CVS and Walgreens are good places to register. These giant drug chains will be administering millions of vaccinations, so you might as well get acquainted. So far they are off to a very slow start as well, with only a fraction of promised shots administered. At CVS the MyChart app might be a good place to start. Although we could not find too much information about vaccination plans or appointments there yet, it should be a good place for information in the future.
Keep your eyes and ears open. You might hear a friend tell you how they got vaccinated. Or you might see posts on Facebook with information about where to get a shot.
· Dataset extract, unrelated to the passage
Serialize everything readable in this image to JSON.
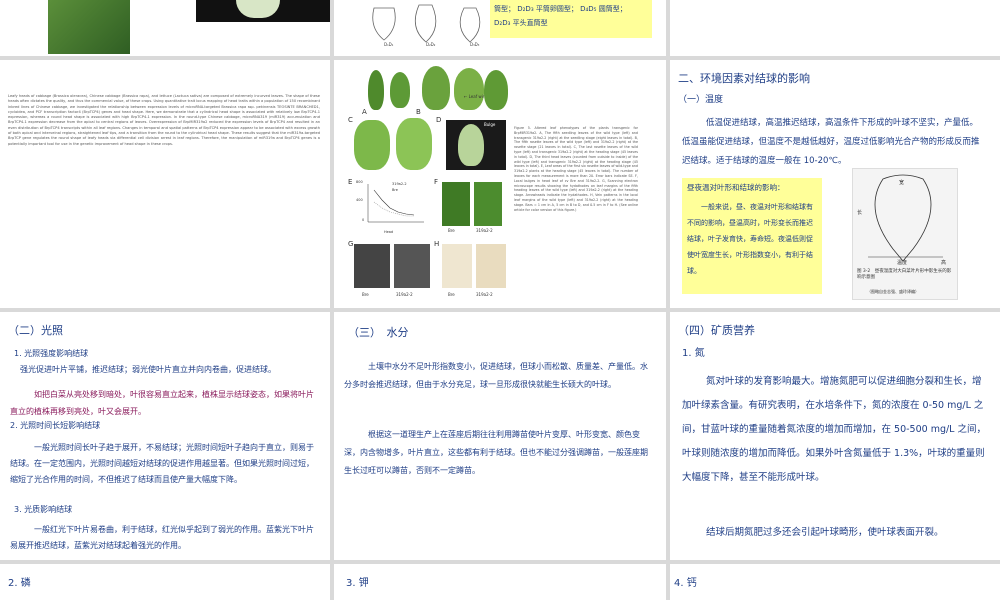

While what you see might turn out to be a blind alley or inaccurate information, you never know what kind of useful tidbit might lead to a vaccination.
Eventually everyone who wants to be vaccinated will get one, so there is no need to panic. We urge everyone to get the covid19 vaccine when you have the opportunity, just don’t jump ahead of someone more deserving like emergency response personnel or people with serious medical conditions. After full immunity kicks in (4 weeks or so?) we will get the freedom to resume normal activity, although mask wearing and social distancing will have to continue for some time. We look forward to the freedom to visit grandchildren and travel. Of course until we get that immunity we need to keep our guard up and avoid being one of the many victims of this epidemic, which is currently raging worse than ever.
The trials involved tens of thousands of subjects and are based on sound science. The results have been carefully vetted by the scientific and regulatory community. And on top of that, if Dr. Tony Fauci says its OK, that’s enough for us.
- Vaccine resources from the NY Times
- Bloomberg Global Covid Vaccination Tracker
- CDC – Covid 19 Vaccination Info
Comments? Have you had your shot yet? If so, how did you get it, and where do you live? All of us would appreciate any insight you might have.